Heavy as our hearts may be with the news, R.E.M. are still broken-up. They haven’t let their split mean the end, though, and Michael Stipe himself has launched the Collapse Into Now Film Project, divvying up songs from their last album to a group of artists and filmmakers who will create accompanying visuals. Amongst the hand picked group is James Franco, who was given the album’s closer to work with. And boy — tragic starlets, tragically hip photographers, and the ever-congested 405, oh my! — did he deliver.
Here we have “Blue,” a James Franco-directed video that and stars Lindsay Lohan and features the song “Blue,” off R.E.M.’s final album Collapse Into Now. There’s hazy fly-over footage of Los Angeles and sludgy guitars here, Terry Richardson shotting photos of of Miss Lohan in a slinky black tank and Patti Smith singing there — and zeitgeist-y as it may be, the song is very good and the visuals pleasant. And so we let go of the who’s-who’s and how did this happen’s and, lo and behold, turns out it’s a pretty good video! What do you think?

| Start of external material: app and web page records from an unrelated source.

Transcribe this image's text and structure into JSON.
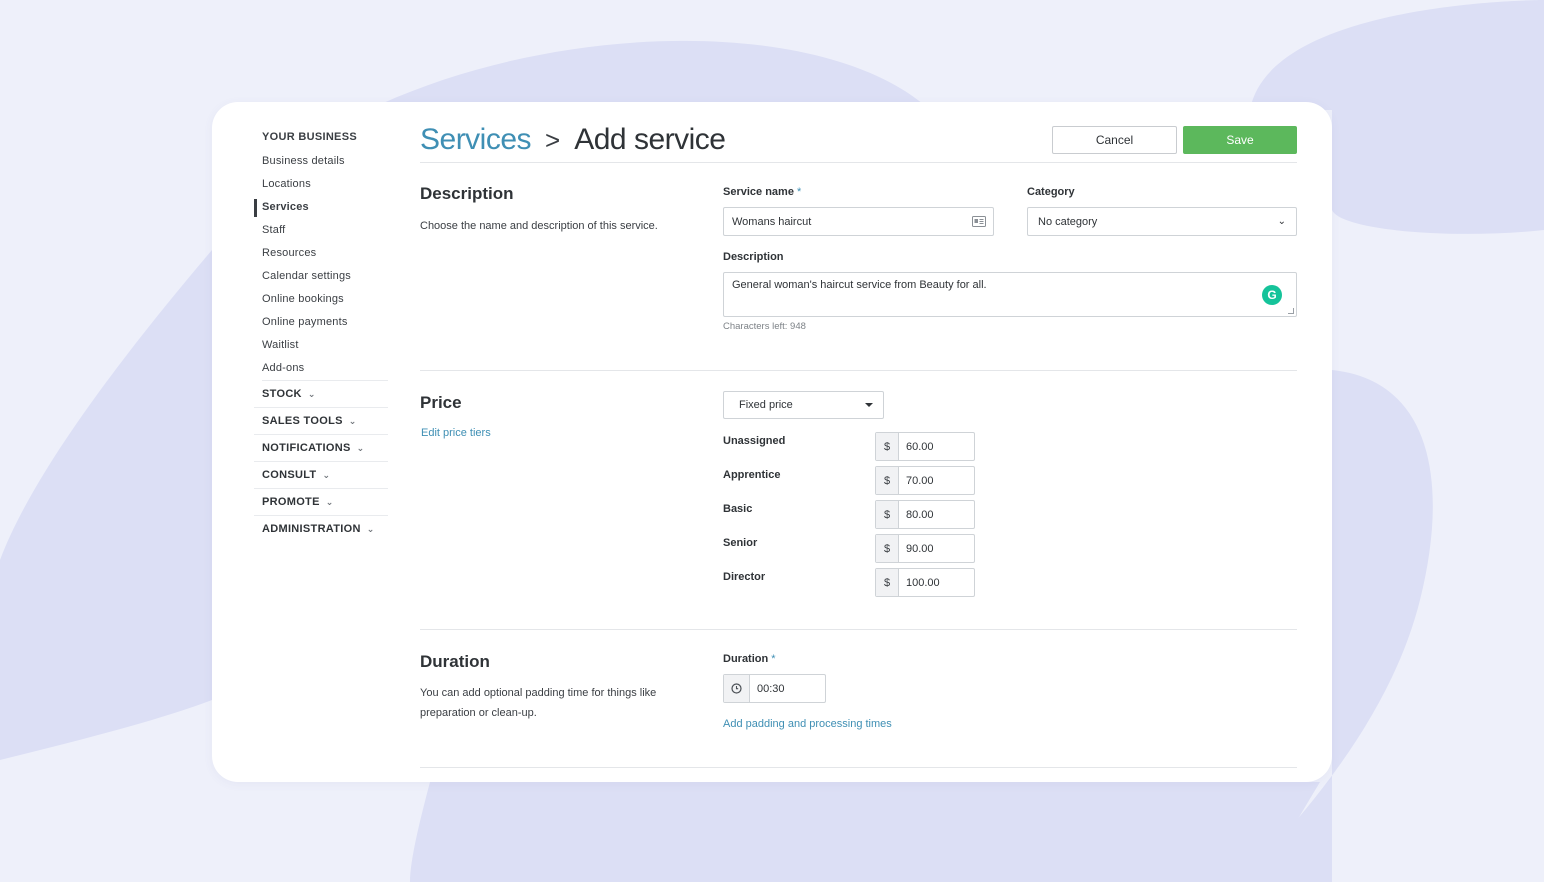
{
  "sidebar": {
    "section_title": "YOUR BUSINESS",
    "items": [
      {
        "label": "Business details"
      },
      {
        "label": "Locations"
      },
      {
        "label": "Services"
      },
      {
        "label": "Staff"
      },
      {
        "label": "Resources"
      },
      {
        "label": "Calendar settings"
      },
      {
        "label": "Online bookings"
      },
      {
        "label": "Online payments"
      },
      {
        "label": "Waitlist"
      },
      {
        "label": "Add-ons"
      }
    ],
    "active_item": "Services",
    "groups": [
      {
        "label": "STOCK"
      },
      {
        "label": "SALES TOOLS"
      },
      {
        "label": "NOTIFICATIONS"
      },
      {
        "label": "CONSULT"
      },
      {
        "label": "PROMOTE"
      },
      {
        "label": "ADMINISTRATION"
      }
    ]
  },
  "header": {
    "breadcrumb_parent": "Services",
    "breadcrumb_separator": ">",
    "title": "Add service",
    "cancel_label": "Cancel",
    "save_label": "Save"
  },
  "description_section": {
    "title": "Description",
    "help": "Choose the name and description of this service.",
    "service_name_label": "Service name",
    "required_mark": "*",
    "service_name_value": "Womans haircut",
    "category_label": "Category",
    "category_value": "No category",
    "description_label": "Description",
    "description_value": "General woman's haircut service from Beauty for all.",
    "characters_left": "Characters left: 948"
  },
  "price_section": {
    "title": "Price",
    "edit_tiers_link": "Edit price tiers",
    "price_type": "Fixed price",
    "currency_symbol": "$",
    "tiers": [
      {
        "label": "Unassigned",
        "value": "60.00"
      },
      {
        "label": "Apprentice",
        "value": "70.00"
      },
      {
        "label": "Basic",
        "value": "80.00"
      },
      {
        "label": "Senior",
        "value": "90.00"
      },
      {
        "label": "Director",
        "value": "100.00"
      }
    ]
  },
  "duration_section": {
    "title": "Duration",
    "help": "You can add optional padding time for things like preparation or clean-up.",
    "duration_label": "Duration",
    "required_mark": "*",
    "duration_value": "00:30",
    "padding_link": "Add padding and processing times"
  },
  "colors": {
    "accent": "#3f8fb4",
    "save_green": "#5cb85c",
    "background": "#eef0fa",
    "blob": "#dcdff5"
  }
}
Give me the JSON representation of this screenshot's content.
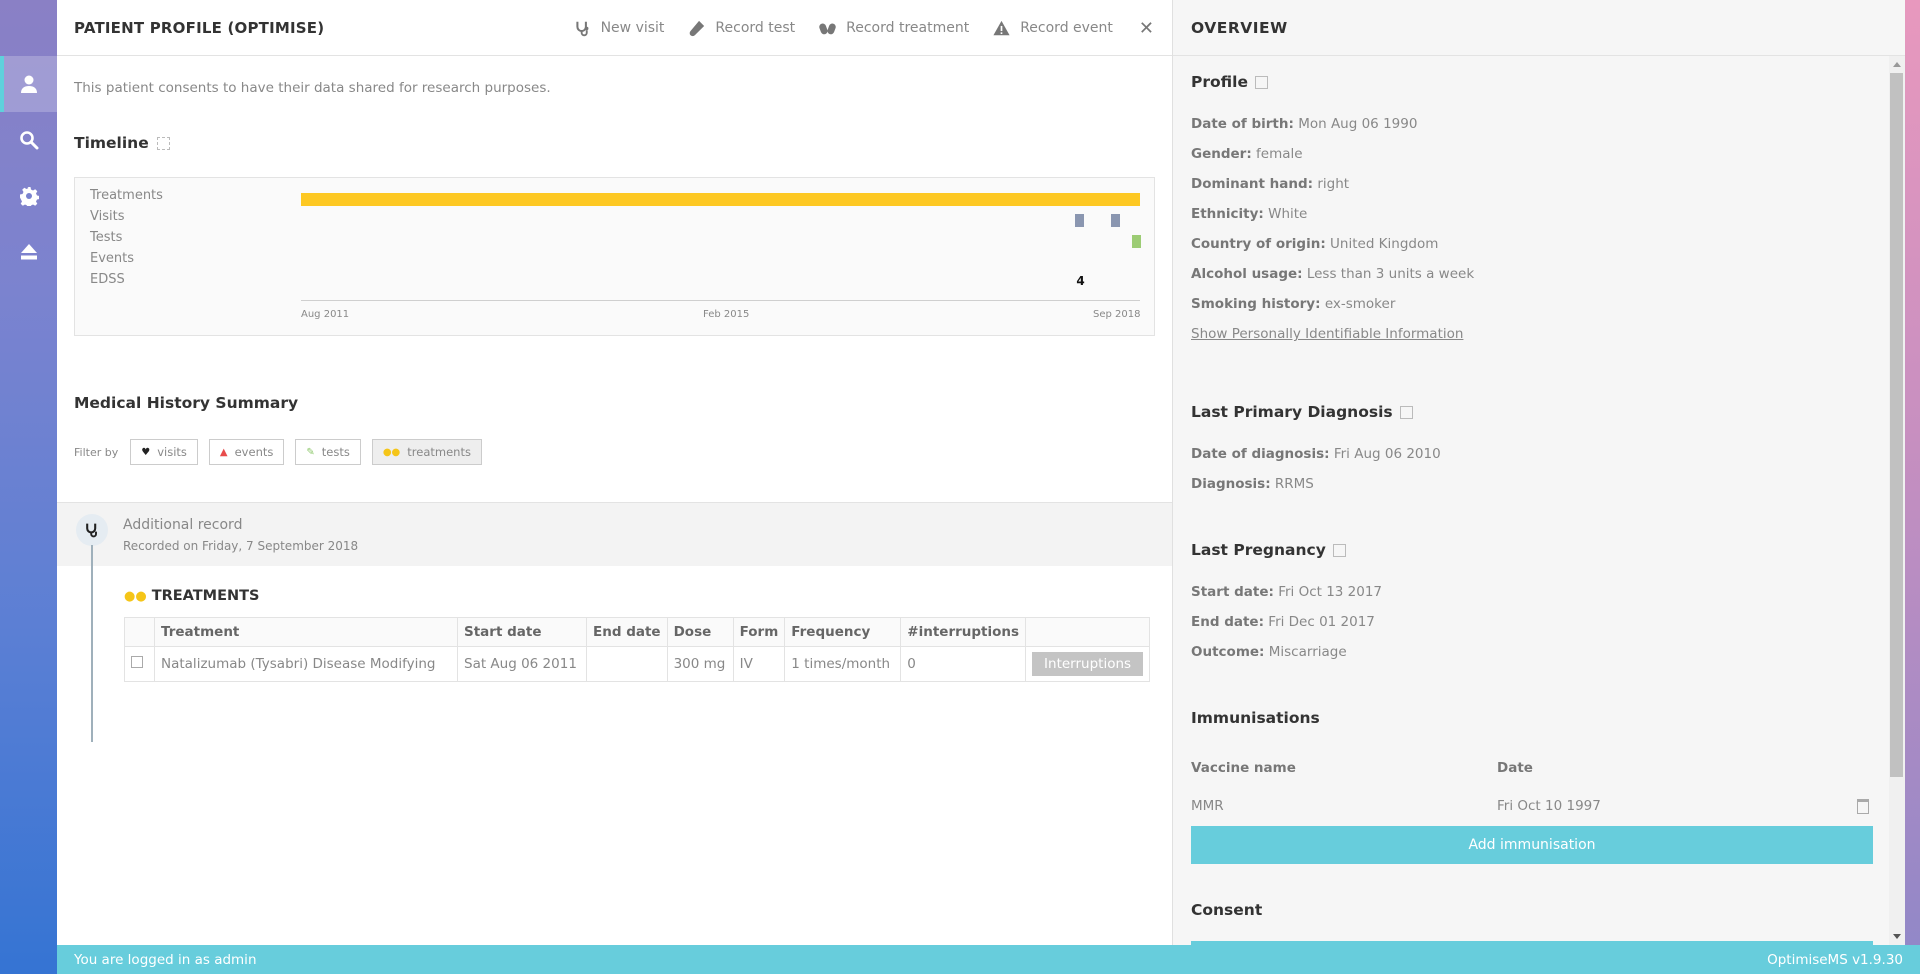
{
  "sidebar": {
    "items": [
      {
        "name": "profile",
        "icon": "user-icon",
        "active": true
      },
      {
        "name": "search",
        "icon": "search-icon",
        "active": false
      },
      {
        "name": "settings",
        "icon": "gear-icon",
        "active": false
      },
      {
        "name": "logout",
        "icon": "eject-icon",
        "active": false
      }
    ]
  },
  "header": {
    "title": "PATIENT PROFILE (OPTIMISE)",
    "actions": [
      {
        "label": "New visit",
        "icon": "stethoscope-icon"
      },
      {
        "label": "Record test",
        "icon": "test-tube-icon"
      },
      {
        "label": "Record treatment",
        "icon": "pills-icon"
      },
      {
        "label": "Record event",
        "icon": "warning-icon"
      }
    ],
    "close_icon": "close-icon"
  },
  "main": {
    "consent_text": "This patient consents to have their data shared for research purposes.",
    "timeline": {
      "title": "Timeline",
      "rows": [
        "Treatments",
        "Visits",
        "Tests",
        "Events",
        "EDSS"
      ],
      "axis_ticks": [
        "Aug 2011",
        "Feb 2015",
        "Sep 2018"
      ],
      "range": {
        "start": "Aug 2011",
        "end": "Sep 2018"
      },
      "treatments": [
        {
          "start": 0.0,
          "end": 1.0
        }
      ],
      "visits": [
        0.923,
        0.966
      ],
      "tests": [
        0.99
      ],
      "edss": [
        {
          "position": 0.923,
          "value": "4"
        }
      ],
      "colors": {
        "treatments": "#fdc823",
        "visits": "#8a96b0",
        "tests": "#9ccc74"
      }
    },
    "history": {
      "title": "Medical History Summary",
      "filter_label": "Filter by",
      "filters": [
        {
          "label": "visits",
          "icon": "heart-icon",
          "active": false
        },
        {
          "label": "events",
          "icon": "warning-icon",
          "active": false
        },
        {
          "label": "tests",
          "icon": "test-tube-icon",
          "active": false
        },
        {
          "label": "treatments",
          "icon": "pills-icon",
          "active": true
        }
      ],
      "record": {
        "title": "Additional record",
        "subtitle": "Recorded on Friday, 7 September 2018",
        "section_title": "TREATMENTS",
        "table": {
          "headers": [
            "",
            "Treatment",
            "Start date",
            "End date",
            "Dose",
            "Form",
            "Frequency",
            "#interruptions",
            ""
          ],
          "rows": [
            {
              "treatment": "Natalizumab (Tysabri) Disease Modifying",
              "start_date": "Sat Aug 06 2011",
              "end_date": "",
              "dose": "300 mg",
              "form": "IV",
              "frequency": "1 times/month",
              "interruptions": "0",
              "action_label": "Interruptions"
            }
          ]
        }
      }
    }
  },
  "overview": {
    "title": "OVERVIEW",
    "profile": {
      "title": "Profile",
      "fields": [
        {
          "label": "Date of birth:",
          "value": "Mon Aug 06 1990"
        },
        {
          "label": "Gender:",
          "value": "female"
        },
        {
          "label": "Dominant hand:",
          "value": "right"
        },
        {
          "label": "Ethnicity:",
          "value": "White"
        },
        {
          "label": "Country of origin:",
          "value": "United Kingdom"
        },
        {
          "label": "Alcohol usage:",
          "value": "Less than 3 units a week"
        },
        {
          "label": "Smoking history:",
          "value": "ex-smoker"
        }
      ],
      "pii_link": "Show Personally Identifiable Information"
    },
    "diagnosis": {
      "title": "Last Primary Diagnosis",
      "fields": [
        {
          "label": "Date of diagnosis:",
          "value": "Fri Aug 06 2010"
        },
        {
          "label": "Diagnosis:",
          "value": "RRMS"
        }
      ]
    },
    "pregnancy": {
      "title": "Last Pregnancy",
      "fields": [
        {
          "label": "Start date:",
          "value": "Fri Oct 13 2017"
        },
        {
          "label": "End date:",
          "value": "Fri Dec 01 2017"
        },
        {
          "label": "Outcome:",
          "value": "Miscarriage"
        }
      ]
    },
    "immunisations": {
      "title": "Immunisations",
      "headers": [
        "Vaccine name",
        "Date"
      ],
      "rows": [
        {
          "vaccine": "MMR",
          "date": "Fri Oct 10 1997"
        }
      ],
      "add_label": "Add immunisation"
    },
    "consent": {
      "title": "Consent"
    }
  },
  "footer": {
    "login_text": "You are logged in as admin",
    "version": "OptimiseMS v1.9.30"
  },
  "colors": {
    "accent": "#67cddc",
    "treatment": "#fdc823"
  }
}
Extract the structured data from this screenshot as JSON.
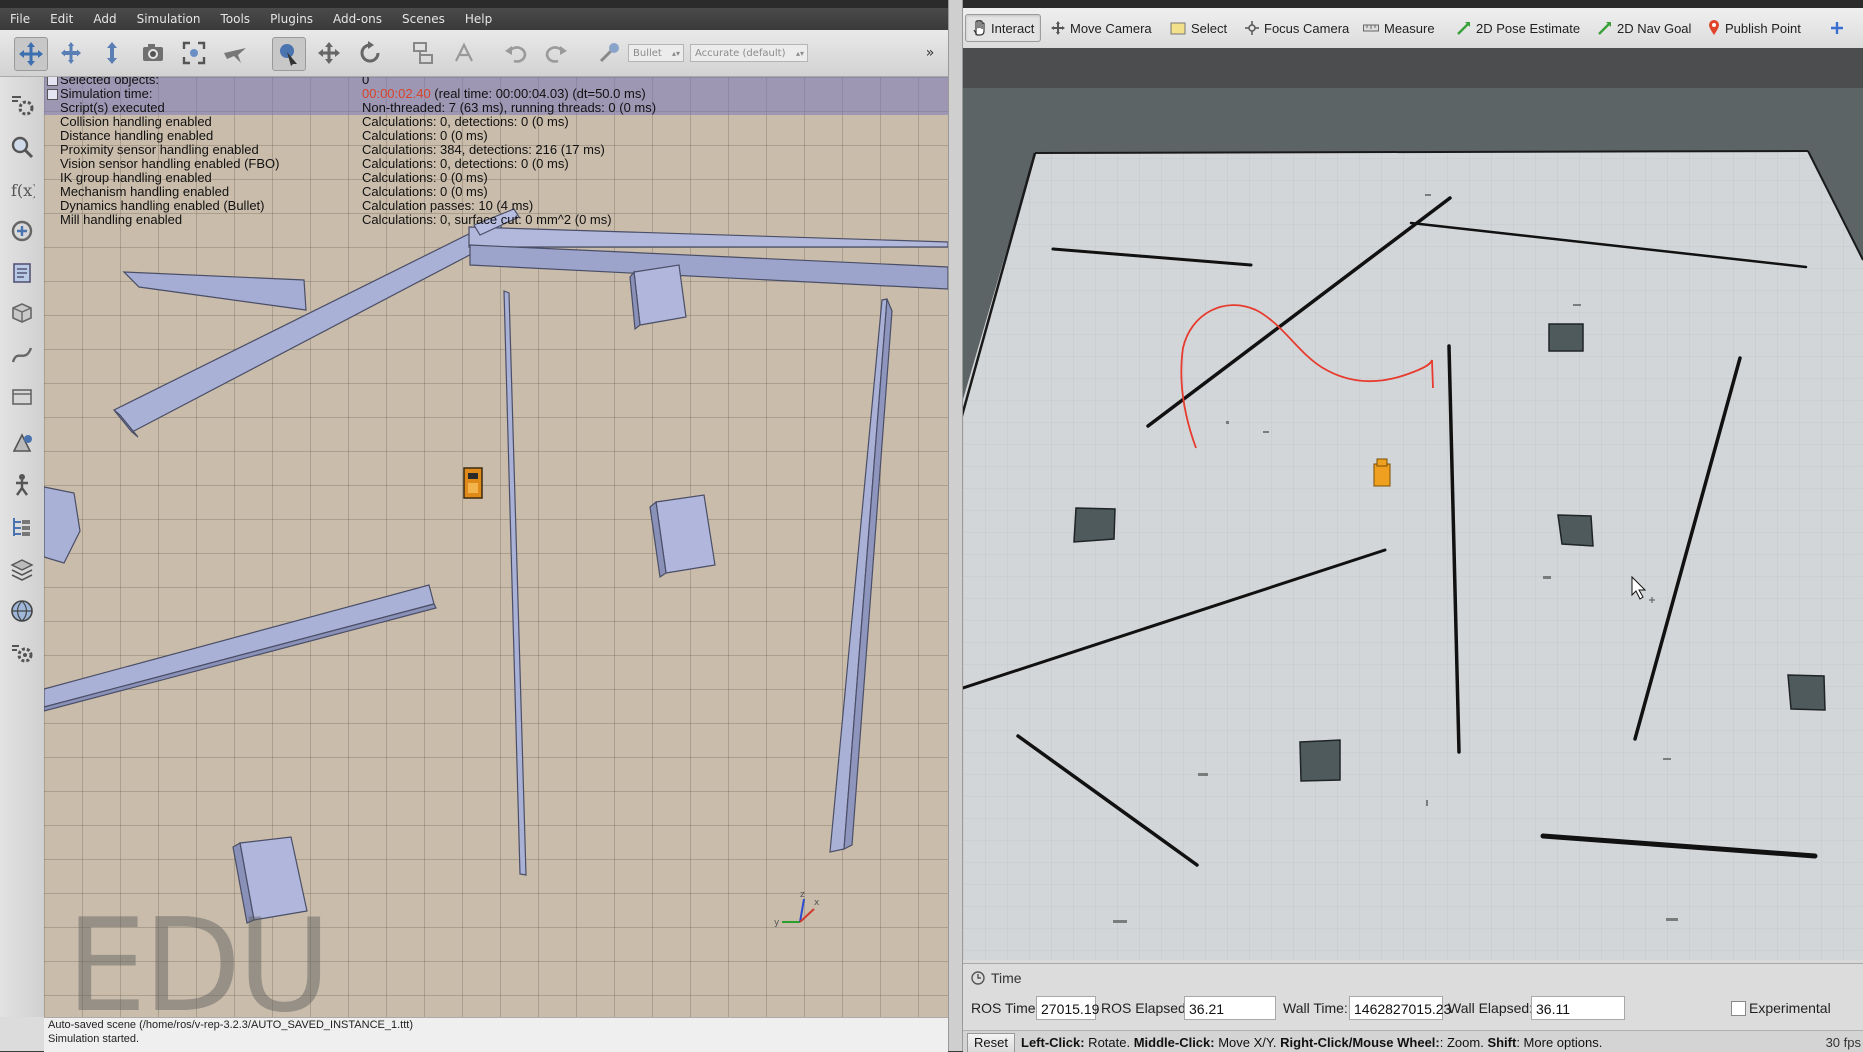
{
  "vrep": {
    "menu": [
      "File",
      "Edit",
      "Add",
      "Simulation",
      "Tools",
      "Plugins",
      "Add-ons",
      "Scenes",
      "Help"
    ],
    "toolbar": {
      "engine_label": "Bullet",
      "accuracy_label": "Accurate (default)"
    },
    "info": [
      {
        "key": "Selected objects:",
        "value": "0"
      },
      {
        "key": "Simulation time:",
        "value_prefix": "00:00:02.40",
        "value": " (real time: 00:00:04.03) (dt=50.0 ms)"
      },
      {
        "key": "Script(s) executed",
        "value": "Non-threaded: 7 (63 ms), running threads: 0 (0 ms)"
      },
      {
        "key": "Collision handling enabled",
        "value": "Calculations: 0, detections: 0 (0 ms)"
      },
      {
        "key": "Distance handling enabled",
        "value": "Calculations: 0 (0 ms)"
      },
      {
        "key": "Proximity sensor handling enabled",
        "value": "Calculations: 384, detections: 216 (17 ms)"
      },
      {
        "key": "Vision sensor handling enabled (FBO)",
        "value": "Calculations: 0, detections: 0 (0 ms)"
      },
      {
        "key": "IK group handling enabled",
        "value": "Calculations: 0 (0 ms)"
      },
      {
        "key": "Mechanism handling enabled",
        "value": "Calculations: 0 (0 ms)"
      },
      {
        "key": "Dynamics handling enabled (Bullet)",
        "value": "Calculation passes: 10 (4 ms)"
      },
      {
        "key": "Mill handling enabled",
        "value": "Calculations: 0, surface cut: 0 mm^2 (0 ms)"
      }
    ],
    "watermark": "EDU",
    "axis_labels": {
      "x": "x",
      "y": "y",
      "z": "z"
    },
    "status_lines": [
      "Auto-saved scene (/home/ros/v-rep-3.2.3/AUTO_SAVED_INSTANCE_1.ttt)",
      "Simulation started."
    ]
  },
  "rviz": {
    "tools": [
      {
        "label": "Interact",
        "icon": "hand-icon"
      },
      {
        "label": "Move Camera",
        "icon": "move-camera-icon"
      },
      {
        "label": "Select",
        "icon": "select-icon"
      },
      {
        "label": "Focus Camera",
        "icon": "focus-camera-icon"
      },
      {
        "label": "Measure",
        "icon": "measure-icon"
      },
      {
        "label": "2D Pose Estimate",
        "icon": "pose-estimate-icon"
      },
      {
        "label": "2D Nav Goal",
        "icon": "nav-goal-icon"
      },
      {
        "label": "Publish Point",
        "icon": "publish-point-icon"
      }
    ],
    "time_panel": {
      "title": "Time",
      "ros_time_label": "ROS Time:",
      "ros_time": "27015.19",
      "ros_elapsed_label": "ROS Elapsed:",
      "ros_elapsed": "36.21",
      "wall_time_label": "Wall Time:",
      "wall_time": "1462827015.23",
      "wall_elapsed_label": "Wall Elapsed:",
      "wall_elapsed": "36.11",
      "experimental_label": "Experimental"
    },
    "status": {
      "reset_label": "Reset",
      "help_1": "Left-Click:",
      "help_2": " Rotate. ",
      "help_3": "Middle-Click:",
      "help_4": " Move X/Y. ",
      "help_5": "Right-Click/Mouse Wheel:",
      "help_6": ": Zoom. ",
      "help_7": "Shift",
      "help_8": ": More options.",
      "fps": "30 fps"
    },
    "colors": {
      "path": "#e63b2e",
      "robot": "#f0a020"
    }
  }
}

Counter to the well wishes of a Belieber Army’s parents, the object of their daughter’s worship is growing up and into himself. Justin Bieber has already worked through PDA and baby mama drama, and his recently sophomore album made a concerted effort to present a mature (or at least maturing) artist. And now, August’s Rolling Stone cover — which was revealed (via a retweet) today by the Biebs himself – declares the once precious pop star once and for all “HOT, READY, LEGAL.” Could it be? Justin has made the transition from “Baby” to “Boyfriend”, but does that make him “ready”? Did Rolling Stone jump the gun? You might want to take a deep breath now, because something tells us we have only seen the tip of the ice berg.
All pop stars grow up, and Justin is not the first young pop star to come out as an adult on the cover of Rolling Stone. Below, see three other celebrities who jump started the second stage of their careers with a “Too Soon?” declaration of maturity on the magazine’s front cover.